* [Exercise prompt]:
Find every line of the data below that has "content" in it. Reply with the number only.

* [Records from a data collection]:
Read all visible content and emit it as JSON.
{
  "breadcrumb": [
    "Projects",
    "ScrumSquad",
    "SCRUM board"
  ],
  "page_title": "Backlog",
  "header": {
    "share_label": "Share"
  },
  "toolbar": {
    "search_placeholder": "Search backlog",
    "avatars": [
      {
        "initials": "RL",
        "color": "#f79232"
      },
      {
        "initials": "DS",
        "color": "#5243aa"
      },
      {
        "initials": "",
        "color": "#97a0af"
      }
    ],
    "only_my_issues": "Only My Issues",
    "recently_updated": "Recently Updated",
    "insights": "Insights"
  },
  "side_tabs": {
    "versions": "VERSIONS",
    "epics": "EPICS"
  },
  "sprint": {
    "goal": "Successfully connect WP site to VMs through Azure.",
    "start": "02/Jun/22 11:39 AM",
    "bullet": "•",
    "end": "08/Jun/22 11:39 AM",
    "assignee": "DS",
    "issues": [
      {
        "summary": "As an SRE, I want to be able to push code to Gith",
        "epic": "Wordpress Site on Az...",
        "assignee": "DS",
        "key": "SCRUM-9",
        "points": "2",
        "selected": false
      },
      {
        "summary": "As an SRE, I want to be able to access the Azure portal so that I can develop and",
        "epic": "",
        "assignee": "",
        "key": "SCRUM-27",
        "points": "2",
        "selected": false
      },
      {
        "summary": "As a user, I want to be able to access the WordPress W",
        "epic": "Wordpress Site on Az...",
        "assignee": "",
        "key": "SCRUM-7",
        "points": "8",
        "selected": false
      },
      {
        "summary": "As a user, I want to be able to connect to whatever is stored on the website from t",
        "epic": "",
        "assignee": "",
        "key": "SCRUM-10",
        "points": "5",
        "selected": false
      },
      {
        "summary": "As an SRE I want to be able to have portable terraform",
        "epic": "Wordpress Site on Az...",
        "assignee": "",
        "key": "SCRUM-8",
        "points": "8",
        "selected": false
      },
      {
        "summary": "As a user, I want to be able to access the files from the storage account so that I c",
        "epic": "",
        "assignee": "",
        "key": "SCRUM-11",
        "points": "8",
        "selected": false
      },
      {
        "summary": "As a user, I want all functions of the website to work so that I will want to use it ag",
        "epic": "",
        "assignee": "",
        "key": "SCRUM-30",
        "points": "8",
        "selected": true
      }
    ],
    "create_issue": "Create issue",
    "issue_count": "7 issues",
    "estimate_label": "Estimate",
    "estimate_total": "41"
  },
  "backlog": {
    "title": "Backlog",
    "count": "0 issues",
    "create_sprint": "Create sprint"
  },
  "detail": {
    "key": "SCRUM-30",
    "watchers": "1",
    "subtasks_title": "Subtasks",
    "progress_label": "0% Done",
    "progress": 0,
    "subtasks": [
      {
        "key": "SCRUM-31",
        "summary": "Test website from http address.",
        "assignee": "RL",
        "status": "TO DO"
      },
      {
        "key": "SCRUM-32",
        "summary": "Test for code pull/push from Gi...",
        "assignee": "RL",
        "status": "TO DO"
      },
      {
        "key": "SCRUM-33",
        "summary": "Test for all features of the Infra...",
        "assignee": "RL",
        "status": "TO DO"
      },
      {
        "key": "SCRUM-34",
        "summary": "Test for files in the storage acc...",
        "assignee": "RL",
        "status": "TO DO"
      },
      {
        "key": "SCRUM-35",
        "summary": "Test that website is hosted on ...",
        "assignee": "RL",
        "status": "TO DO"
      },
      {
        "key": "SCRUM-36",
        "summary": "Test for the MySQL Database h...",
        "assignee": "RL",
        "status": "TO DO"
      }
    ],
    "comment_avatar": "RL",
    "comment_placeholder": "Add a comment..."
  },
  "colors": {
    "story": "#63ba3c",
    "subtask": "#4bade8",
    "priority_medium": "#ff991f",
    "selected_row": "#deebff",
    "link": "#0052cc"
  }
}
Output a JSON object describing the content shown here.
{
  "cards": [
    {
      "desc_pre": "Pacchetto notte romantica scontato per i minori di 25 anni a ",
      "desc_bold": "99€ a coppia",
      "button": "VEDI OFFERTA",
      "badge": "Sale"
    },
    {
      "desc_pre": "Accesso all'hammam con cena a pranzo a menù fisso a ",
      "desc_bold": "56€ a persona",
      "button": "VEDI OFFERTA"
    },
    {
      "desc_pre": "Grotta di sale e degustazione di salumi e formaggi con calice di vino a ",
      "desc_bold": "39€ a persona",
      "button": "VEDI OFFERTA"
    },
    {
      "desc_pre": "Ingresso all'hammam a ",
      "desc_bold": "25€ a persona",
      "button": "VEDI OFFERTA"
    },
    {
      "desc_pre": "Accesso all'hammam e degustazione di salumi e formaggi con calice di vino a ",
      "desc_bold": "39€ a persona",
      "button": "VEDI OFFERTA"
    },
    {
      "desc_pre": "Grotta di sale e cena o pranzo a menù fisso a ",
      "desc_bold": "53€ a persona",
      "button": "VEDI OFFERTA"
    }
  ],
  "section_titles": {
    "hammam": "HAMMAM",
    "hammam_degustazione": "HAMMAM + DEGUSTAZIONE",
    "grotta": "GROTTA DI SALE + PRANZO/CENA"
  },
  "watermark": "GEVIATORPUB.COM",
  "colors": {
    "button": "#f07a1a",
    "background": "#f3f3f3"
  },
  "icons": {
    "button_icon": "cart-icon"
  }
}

* [Written reply]:
2